COVID-19 and the effects on trade
MPI and the Ministry of Foreign Affairs and Trade (MFAT) and New Zealand Trade & Enterprise (NZTE) are carefully monitoring how the novel coronavirus is affecting New Zealand primary industries and businesses.
Trade impacts from coronavirus
New Zealand businesses are experiencing major disruptions as a result of COVID-19, including those businesses in offshore markets. Disruptions experienced by our exporters are also having flow-on effects to the domestic economy.
There are no formal restrictions on market access for the vast majority of goods exports and imports as a result of COVID-19 but the global pandemic continues to place pressure on global supply chains, and is disrupting trade flows and the wider international economy.
The border restrictions that took effect on 16 March 2020 apply to people and not freight. Sea freight routes remain open for both imports and exports, and freight deemed to be essential is also permitted to be moved within New Zealand.
However, primary industry exporters continue to experience a level of disruption to their trade in a number of markets due to issues related to delays in ports and the wider global transport network.
There have also been some improvements in the flow of freight as business activity picks up in China following restrictions being lifted to allow people to return to work.
MPI, MFAT and NZTE are continuously monitoring developments to look for ways we can and provide support to our exporters during this unprecedented event.
Importing countries' resources impacted by COVID-19 cases
There is ongoing international concern related to reports of ports that have been impacted by reduced storage and inspection facilities due to the impact of COVID-19. Disrupted courier services are also causing problems for exporters where consignments are diverted to other ports for disembarkation and the documentation needs to be replaced.
MPI has received reports that some port facilities, particularly in the United States, have significant delays on product being inspected and cleared due to staff illness or staff needing to be quarantined. Such logistical delays can have major impact on exporters, particularly for shipments that have limited shelf lives.
MPI recommends that exporters stay in close contact with importers when planning and tracking exports as they will have the most up-to-date information on any logistical issues in the region.
MPI is continually looking for ways we can work with our overseas counterparts to facilitate the clearance of New Zealand products into export markets that are experiencing COVID-19 related difficulties. Our work has included setting up or progressing processes for paperless certification, and making arrangements to expedite clearances with our trading partners
Please report trade concerns to us by emailing email@example.com or phoning 0800 00 83 33.
Support for airfreight services
Flight cancellations by airlines are affecting airfreight shipments.

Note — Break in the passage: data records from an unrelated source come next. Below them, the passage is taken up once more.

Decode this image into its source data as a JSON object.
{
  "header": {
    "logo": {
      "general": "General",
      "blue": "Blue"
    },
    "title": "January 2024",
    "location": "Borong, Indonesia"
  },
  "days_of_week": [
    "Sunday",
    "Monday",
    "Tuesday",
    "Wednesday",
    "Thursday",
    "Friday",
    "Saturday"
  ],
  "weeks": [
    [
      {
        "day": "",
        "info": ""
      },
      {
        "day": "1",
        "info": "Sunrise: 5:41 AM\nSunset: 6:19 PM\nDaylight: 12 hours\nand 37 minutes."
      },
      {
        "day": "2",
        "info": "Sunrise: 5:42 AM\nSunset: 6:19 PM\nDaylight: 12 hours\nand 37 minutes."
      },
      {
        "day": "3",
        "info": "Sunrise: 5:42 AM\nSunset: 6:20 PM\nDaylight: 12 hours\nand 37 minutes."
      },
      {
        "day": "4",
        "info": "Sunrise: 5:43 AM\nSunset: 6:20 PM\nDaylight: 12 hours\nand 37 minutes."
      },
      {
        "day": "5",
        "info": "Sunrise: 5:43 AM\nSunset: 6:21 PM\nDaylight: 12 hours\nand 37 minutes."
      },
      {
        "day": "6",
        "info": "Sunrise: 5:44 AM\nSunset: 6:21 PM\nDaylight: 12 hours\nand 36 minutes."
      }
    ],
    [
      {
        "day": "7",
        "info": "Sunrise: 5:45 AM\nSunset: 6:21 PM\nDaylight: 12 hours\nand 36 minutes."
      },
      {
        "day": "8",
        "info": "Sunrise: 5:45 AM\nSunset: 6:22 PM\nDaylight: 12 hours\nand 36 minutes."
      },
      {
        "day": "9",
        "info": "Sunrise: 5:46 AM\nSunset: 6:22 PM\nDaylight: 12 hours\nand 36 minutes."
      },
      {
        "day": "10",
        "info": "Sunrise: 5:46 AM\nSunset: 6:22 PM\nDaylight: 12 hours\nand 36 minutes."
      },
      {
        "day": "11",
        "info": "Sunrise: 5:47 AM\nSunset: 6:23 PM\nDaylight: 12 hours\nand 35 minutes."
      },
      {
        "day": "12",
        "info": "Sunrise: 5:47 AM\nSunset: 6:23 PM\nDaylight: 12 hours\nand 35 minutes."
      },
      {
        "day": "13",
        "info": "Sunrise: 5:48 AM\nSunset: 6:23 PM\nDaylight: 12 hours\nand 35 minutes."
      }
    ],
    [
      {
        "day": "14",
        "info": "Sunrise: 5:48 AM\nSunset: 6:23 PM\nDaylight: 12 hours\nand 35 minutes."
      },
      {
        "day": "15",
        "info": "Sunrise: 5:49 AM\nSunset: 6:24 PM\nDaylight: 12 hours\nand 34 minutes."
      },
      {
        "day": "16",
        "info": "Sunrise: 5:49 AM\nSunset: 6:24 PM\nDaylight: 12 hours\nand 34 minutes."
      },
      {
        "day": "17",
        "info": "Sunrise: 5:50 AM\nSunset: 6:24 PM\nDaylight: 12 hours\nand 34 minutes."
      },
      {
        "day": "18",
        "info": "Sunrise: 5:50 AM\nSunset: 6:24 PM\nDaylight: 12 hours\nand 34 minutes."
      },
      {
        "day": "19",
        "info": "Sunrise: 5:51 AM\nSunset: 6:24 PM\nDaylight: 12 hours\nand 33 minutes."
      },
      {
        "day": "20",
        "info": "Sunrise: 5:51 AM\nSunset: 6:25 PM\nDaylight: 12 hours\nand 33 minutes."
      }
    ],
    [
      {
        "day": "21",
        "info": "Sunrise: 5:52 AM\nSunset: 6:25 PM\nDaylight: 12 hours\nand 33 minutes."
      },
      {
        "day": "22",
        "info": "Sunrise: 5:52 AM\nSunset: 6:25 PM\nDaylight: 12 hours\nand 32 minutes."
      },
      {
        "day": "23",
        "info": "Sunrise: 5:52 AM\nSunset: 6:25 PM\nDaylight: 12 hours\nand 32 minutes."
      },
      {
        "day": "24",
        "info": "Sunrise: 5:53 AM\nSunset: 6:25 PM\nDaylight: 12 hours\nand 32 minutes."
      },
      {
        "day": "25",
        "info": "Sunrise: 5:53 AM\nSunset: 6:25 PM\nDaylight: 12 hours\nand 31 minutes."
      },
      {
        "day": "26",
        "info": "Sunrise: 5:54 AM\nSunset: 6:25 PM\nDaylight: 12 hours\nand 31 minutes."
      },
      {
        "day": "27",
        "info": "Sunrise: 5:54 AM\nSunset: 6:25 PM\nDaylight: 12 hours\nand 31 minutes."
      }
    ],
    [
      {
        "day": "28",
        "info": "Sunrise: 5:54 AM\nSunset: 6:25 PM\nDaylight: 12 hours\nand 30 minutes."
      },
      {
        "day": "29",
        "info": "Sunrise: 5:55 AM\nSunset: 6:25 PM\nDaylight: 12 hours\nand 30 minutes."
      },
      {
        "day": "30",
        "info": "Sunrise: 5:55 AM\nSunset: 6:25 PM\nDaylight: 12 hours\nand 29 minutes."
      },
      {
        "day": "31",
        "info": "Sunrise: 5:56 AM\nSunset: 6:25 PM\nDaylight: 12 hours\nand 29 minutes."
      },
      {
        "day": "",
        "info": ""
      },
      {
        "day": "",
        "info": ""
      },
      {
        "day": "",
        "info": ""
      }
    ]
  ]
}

The Government has set aside $600 million for the aviation sector to ensure New Zealand’s key airfreight services remain open for critical imports and exports, including food.
Immediate export requirements
NZTE is supporting co-ordination of some additional flights to deliver freight capacity. Exporters and freight forwarders interested in using this capacity should visit the NZTE website for up to date information on the initiative.
Find out more
Latest information on exporting to China, including contact details to get help with your export queries, are on New Zealand Trade and Enterprise's (NZTE's) website.
NZTE has also established an advisory panel to talk directly with businesses who require specialist advice or who are facing severe business disruption.